It might not be the end of the world at first, but it would definitely compromise the efficiency of your washing machine.
In time you run the risk of “popping” your circuits anytime you used another electrical appliance plugged into the same circuit as your washing machine when it was running, too.
At the end of the day, it’s best if your laundry setup is on its own completely dedicated circuit. It just makes things a whole lot easier.
Can a Washing Machine and Dryer Be on the Same Circuit?
In fact, the overwhelming majority of modern homes (since laundry machines in the home have been commonplace, anyway) feature dedicated circuits that cater to your washing machine and your dryer.
Smaller washing machines and dryers might only need to use 120 V of power (each), but even standard size – and especially larger – washers and dryers will need more “juice”.
220 V of power (and a dedicated 20 A) will make a world of difference.
Your machines will run the way they were designed to, you won’t deal with short circuits or flipped breakers, and you’ll be able to get your laundry done without any headache or hassle whatsoever.
Do I Need Upgraded Electrical Service to Run a Washing Machine?
As long as your home has a “laundry circuit” dedicated specifically to your laundry appliances – your washer and your dryer, and as long as the circuit is providing enough energy to run your equipment efficiently, you shouldn’t need to upgrade your entire home electrical service just to run a washing machine.
At the same time, though, let’s say that your home is a little older and only has 120 V electricity running to the dedicated laundry circuit.
Let’s also say that you’ve gone and upgraded your old washing machine for some new hardware – a washing machine that needs 240 V to operate.
In these situations, you are going to need to call an electrician and have them upgrade your panel/service so that you can safely run your new laundry equipment.
Can I Run Washing Machines on 15 Amp Circuits?
While most washing machines aren’t going to require a whole lot more than 15 A, it’s not a bad idea to have your electrician put in a 120/240 V service to make sure that you have lots of extra “overhead” to run your equipment safely.
The last thing you want to do is overload the dedicated circuit that you’ve carved out for your washing machine.
Those extra five amps might not seem like a whole lot, but they may make all the difference in the world.
Yes, it’s a good idea to make sure that your washing machine is on its own dedicated circuit alongside your dryer.
This “laundry circuit” can be clearly labeled on the panel, too.
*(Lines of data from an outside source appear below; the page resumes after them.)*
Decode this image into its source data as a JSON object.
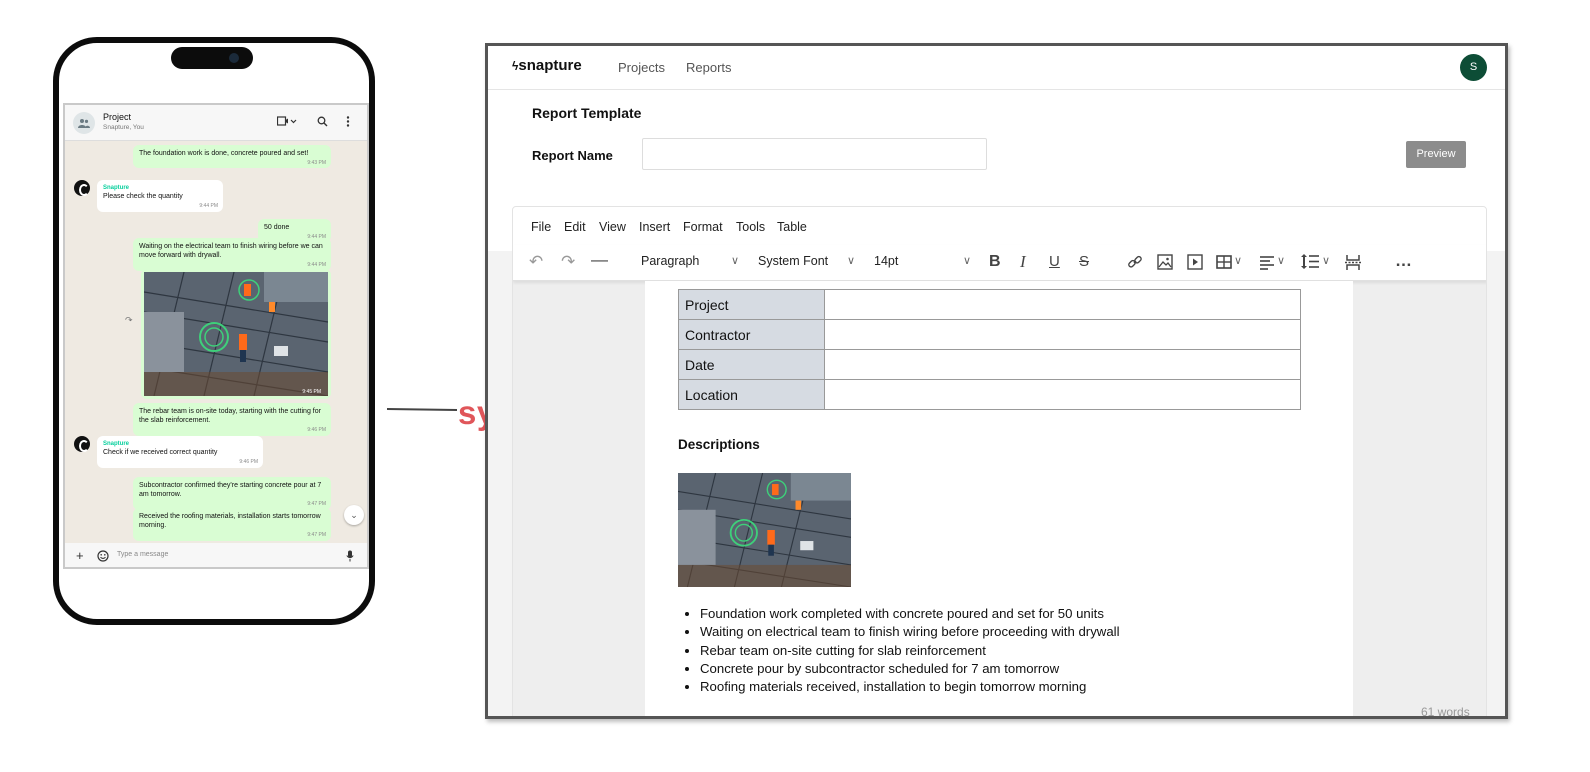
{
  "chat": {
    "title": "Project",
    "subtitle": "Snapture, You",
    "messages": [
      {
        "text": "The foundation work is done, concrete poured and set!",
        "time": "9:43 PM"
      },
      {
        "sender": "Snapture",
        "text": "Please check the quantity",
        "time": "9:44 PM"
      },
      {
        "text": "50 done",
        "time": "9:44 PM"
      },
      {
        "text": "Waiting on the electrical team to finish wiring before we can move forward with drywall.",
        "time": "9:44 PM"
      },
      {
        "time": "9:45 PM"
      },
      {
        "text": "The rebar team is on-site today, starting with the cutting for the slab reinforcement.",
        "time": "9:46 PM"
      },
      {
        "sender": "Snapture",
        "text": "Check if we received correct quantity",
        "time": "9:46 PM"
      },
      {
        "text": "Subcontractor confirmed they're starting concrete pour at 7 am tomorrow.",
        "time": "9:47 PM"
      },
      {
        "text": "Received the roofing materials, installation starts tomorrow morning.",
        "time": "9:47 PM"
      }
    ],
    "input_placeholder": "Type a message"
  },
  "sync_label": "sync",
  "app": {
    "logo": "snapture",
    "nav": [
      "Projects",
      "Reports"
    ],
    "user_initial": "S"
  },
  "report": {
    "section_title": "Report Template",
    "name_label": "Report Name",
    "name_value": "",
    "preview_label": "Preview"
  },
  "editor": {
    "menus": [
      "File",
      "Edit",
      "View",
      "Insert",
      "Format",
      "Tools",
      "Table"
    ],
    "block_format": "Paragraph",
    "font_family": "System Font",
    "font_size": "14pt",
    "word_count": "61 words"
  },
  "document": {
    "table_rows": [
      {
        "label": "Project",
        "value": ""
      },
      {
        "label": "Contractor",
        "value": ""
      },
      {
        "label": "Date",
        "value": ""
      },
      {
        "label": "Location",
        "value": ""
      }
    ],
    "descriptions_heading": "Descriptions",
    "bullets": [
      "Foundation work completed with concrete poured and set for 50 units",
      "Waiting on electrical team to finish wiring before proceeding with drywall",
      "Rebar team on-site cutting for slab reinforcement",
      "Concrete pour by subcontractor scheduled for 7 am tomorrow",
      "Roofing materials received, installation to begin tomorrow morning"
    ]
  },
  "colors": {
    "sync": "#e0565a",
    "chat_bubble_out": "#d9fdd3",
    "chat_bg": "#efeae2",
    "avatar": "#0d4d36",
    "table_header": "#d6dbe2"
  }
}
Anytime the breaker flips (maybe running your washing machine and dryer at the same time was just too much for the system) you can get your power back up and running without having to worry about disrupting any other outlets or electronics in the rest of the house.
Keep these power-hungry appliances on their own circuit and you’ll have nothing to worry about!